▶ **DATA PROVIDED**:
# # # # # # #
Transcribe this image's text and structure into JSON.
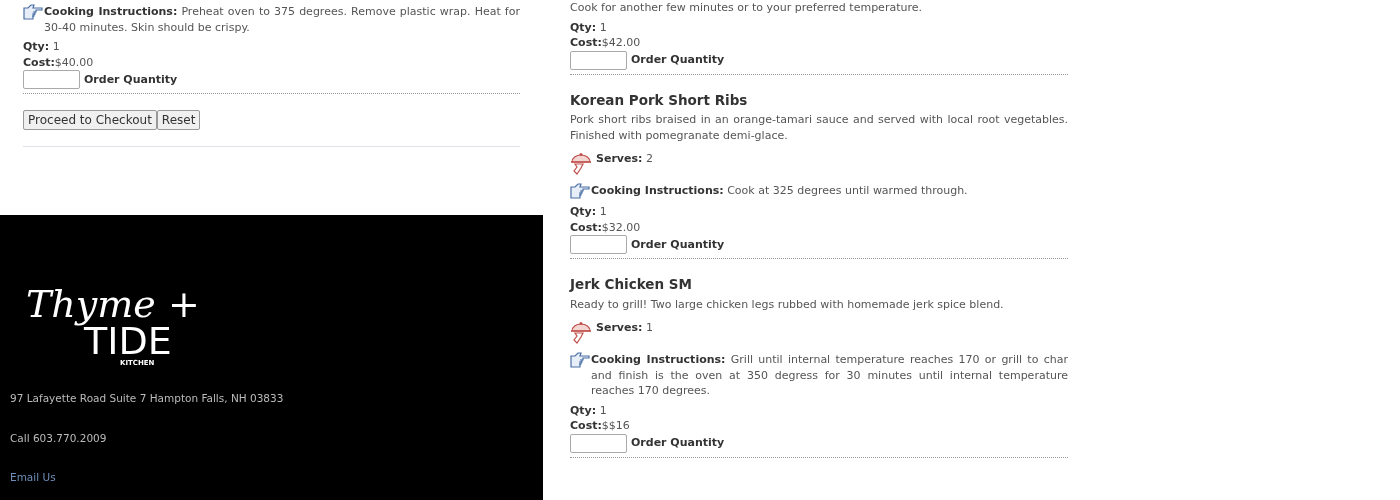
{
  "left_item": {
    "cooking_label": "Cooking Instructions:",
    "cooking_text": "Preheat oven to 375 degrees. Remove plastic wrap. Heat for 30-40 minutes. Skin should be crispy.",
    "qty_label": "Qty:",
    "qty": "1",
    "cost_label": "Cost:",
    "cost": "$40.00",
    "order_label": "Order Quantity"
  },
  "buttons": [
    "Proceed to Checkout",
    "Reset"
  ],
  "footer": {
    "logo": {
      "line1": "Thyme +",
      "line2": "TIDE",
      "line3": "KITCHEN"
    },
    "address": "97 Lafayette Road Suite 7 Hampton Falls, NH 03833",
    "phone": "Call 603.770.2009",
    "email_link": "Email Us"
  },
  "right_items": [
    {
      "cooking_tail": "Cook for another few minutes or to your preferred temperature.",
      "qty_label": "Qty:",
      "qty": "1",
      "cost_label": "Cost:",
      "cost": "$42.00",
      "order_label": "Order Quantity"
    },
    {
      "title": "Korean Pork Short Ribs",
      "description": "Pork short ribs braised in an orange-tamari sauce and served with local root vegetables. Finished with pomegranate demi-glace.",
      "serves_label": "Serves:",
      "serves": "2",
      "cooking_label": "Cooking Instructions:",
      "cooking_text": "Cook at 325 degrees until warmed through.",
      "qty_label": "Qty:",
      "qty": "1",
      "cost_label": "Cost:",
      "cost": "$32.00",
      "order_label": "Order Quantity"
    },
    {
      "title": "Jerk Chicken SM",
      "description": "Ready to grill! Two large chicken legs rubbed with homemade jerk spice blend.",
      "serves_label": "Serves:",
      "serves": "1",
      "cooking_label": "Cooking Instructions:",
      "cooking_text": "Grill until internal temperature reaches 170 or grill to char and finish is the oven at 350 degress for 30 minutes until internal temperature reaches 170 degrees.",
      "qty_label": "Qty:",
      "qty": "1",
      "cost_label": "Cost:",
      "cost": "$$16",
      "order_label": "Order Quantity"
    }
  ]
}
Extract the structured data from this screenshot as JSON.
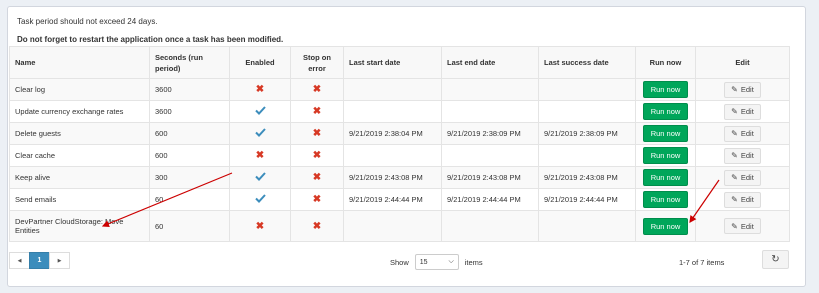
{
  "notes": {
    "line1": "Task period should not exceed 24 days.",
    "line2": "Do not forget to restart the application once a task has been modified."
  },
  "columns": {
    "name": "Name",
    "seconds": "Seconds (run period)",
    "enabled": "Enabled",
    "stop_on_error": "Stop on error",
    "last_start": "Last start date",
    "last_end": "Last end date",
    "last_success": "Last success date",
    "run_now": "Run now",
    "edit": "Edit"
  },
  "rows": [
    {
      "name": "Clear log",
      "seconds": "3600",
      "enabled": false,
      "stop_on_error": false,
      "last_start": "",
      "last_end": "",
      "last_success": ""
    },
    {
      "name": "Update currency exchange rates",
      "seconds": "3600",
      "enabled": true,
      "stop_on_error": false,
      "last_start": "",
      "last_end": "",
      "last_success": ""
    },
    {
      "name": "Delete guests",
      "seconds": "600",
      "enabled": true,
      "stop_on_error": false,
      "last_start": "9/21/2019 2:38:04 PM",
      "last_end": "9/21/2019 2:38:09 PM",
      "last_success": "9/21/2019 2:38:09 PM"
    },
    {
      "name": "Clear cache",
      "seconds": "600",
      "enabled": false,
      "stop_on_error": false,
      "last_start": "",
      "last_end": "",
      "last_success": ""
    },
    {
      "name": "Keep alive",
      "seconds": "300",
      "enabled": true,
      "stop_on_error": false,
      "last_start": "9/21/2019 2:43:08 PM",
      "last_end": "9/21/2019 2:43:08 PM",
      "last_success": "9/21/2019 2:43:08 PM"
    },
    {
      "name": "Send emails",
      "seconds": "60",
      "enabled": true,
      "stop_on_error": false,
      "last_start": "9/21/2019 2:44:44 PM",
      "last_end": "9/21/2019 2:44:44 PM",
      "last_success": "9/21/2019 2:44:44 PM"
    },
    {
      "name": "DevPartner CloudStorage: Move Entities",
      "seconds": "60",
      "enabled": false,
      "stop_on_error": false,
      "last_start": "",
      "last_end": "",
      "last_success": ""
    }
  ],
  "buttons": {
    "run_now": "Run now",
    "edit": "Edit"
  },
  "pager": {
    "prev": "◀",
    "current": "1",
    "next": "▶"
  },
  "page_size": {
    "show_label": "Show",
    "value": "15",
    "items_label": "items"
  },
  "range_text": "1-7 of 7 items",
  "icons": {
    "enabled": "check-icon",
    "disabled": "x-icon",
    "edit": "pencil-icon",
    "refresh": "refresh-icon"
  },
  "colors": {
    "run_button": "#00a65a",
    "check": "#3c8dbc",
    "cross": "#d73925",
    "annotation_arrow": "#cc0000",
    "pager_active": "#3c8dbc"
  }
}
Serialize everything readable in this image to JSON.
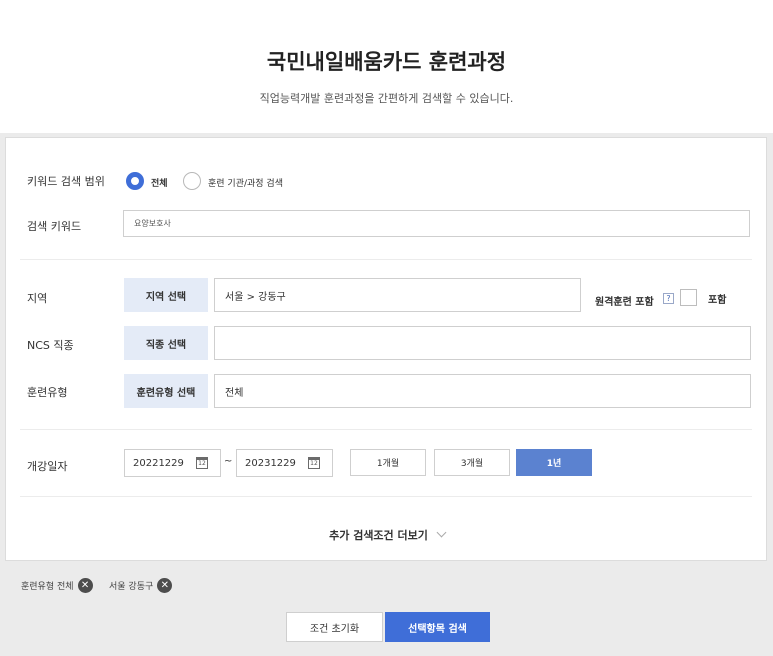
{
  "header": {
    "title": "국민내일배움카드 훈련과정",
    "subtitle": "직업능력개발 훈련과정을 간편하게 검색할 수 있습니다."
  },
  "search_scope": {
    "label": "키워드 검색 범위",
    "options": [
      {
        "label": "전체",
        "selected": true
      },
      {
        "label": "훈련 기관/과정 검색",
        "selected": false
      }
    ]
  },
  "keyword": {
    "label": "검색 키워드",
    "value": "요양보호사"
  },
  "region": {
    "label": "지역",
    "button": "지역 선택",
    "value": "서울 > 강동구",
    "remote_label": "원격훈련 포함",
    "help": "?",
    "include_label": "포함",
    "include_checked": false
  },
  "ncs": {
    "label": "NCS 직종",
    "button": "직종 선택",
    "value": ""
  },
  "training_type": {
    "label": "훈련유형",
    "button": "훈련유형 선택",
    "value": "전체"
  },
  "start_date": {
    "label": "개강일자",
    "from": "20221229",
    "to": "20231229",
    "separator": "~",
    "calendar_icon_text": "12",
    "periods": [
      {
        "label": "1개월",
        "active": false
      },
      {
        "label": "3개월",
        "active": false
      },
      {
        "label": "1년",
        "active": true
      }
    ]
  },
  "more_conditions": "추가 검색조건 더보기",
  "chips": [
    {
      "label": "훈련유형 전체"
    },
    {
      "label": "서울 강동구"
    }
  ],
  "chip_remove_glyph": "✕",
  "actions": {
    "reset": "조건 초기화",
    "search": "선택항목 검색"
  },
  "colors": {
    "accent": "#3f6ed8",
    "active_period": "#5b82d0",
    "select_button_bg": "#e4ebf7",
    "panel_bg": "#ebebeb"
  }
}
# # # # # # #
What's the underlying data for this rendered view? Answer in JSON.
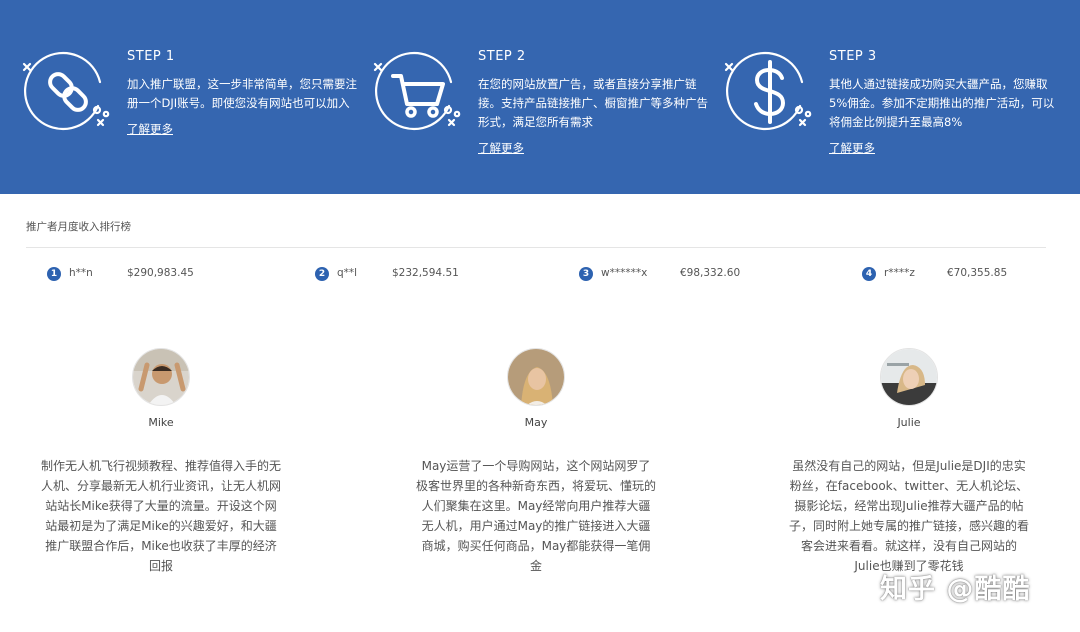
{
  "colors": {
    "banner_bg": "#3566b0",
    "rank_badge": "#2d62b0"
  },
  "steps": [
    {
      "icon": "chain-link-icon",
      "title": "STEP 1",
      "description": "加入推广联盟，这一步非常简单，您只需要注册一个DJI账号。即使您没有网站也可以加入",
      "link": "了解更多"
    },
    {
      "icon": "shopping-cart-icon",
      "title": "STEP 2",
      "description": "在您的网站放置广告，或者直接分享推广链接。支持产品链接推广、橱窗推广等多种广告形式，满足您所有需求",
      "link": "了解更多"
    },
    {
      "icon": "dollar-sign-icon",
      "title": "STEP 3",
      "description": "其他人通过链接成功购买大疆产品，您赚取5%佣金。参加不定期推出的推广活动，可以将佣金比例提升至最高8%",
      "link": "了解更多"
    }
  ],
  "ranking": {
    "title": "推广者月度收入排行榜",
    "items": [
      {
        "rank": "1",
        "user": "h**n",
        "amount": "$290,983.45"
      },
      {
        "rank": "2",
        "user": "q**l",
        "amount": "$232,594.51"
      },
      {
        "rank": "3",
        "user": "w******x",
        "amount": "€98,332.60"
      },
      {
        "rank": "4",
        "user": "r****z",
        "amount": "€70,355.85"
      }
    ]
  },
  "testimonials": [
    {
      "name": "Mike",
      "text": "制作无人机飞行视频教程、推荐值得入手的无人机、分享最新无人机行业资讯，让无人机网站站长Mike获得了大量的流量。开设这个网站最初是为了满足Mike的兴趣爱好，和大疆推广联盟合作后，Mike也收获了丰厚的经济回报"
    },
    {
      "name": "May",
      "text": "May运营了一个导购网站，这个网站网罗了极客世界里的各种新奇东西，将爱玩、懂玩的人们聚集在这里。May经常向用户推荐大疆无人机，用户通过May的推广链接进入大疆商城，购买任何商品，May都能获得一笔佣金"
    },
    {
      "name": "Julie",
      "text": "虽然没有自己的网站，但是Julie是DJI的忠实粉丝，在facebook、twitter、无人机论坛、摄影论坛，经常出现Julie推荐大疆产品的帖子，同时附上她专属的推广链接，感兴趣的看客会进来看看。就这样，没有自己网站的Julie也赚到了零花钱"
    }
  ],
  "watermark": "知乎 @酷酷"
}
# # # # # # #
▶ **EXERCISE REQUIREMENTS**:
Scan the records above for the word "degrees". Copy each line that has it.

▶ **PROBLEM SOLUTION**:
    "cooking_text": "Preheat oven to 375 degrees. Remove plastic wrap. Heat for 30-40 minutes. Skin should be crispy.",
      "cooking_text": "Cook at 325 degrees until warmed through.",
      "cooking_text": "Grill until internal temperature reaches 170 or grill to char and finish is the oven at 350 degress for 30 minutes until internal temperature reaches 170 degrees.",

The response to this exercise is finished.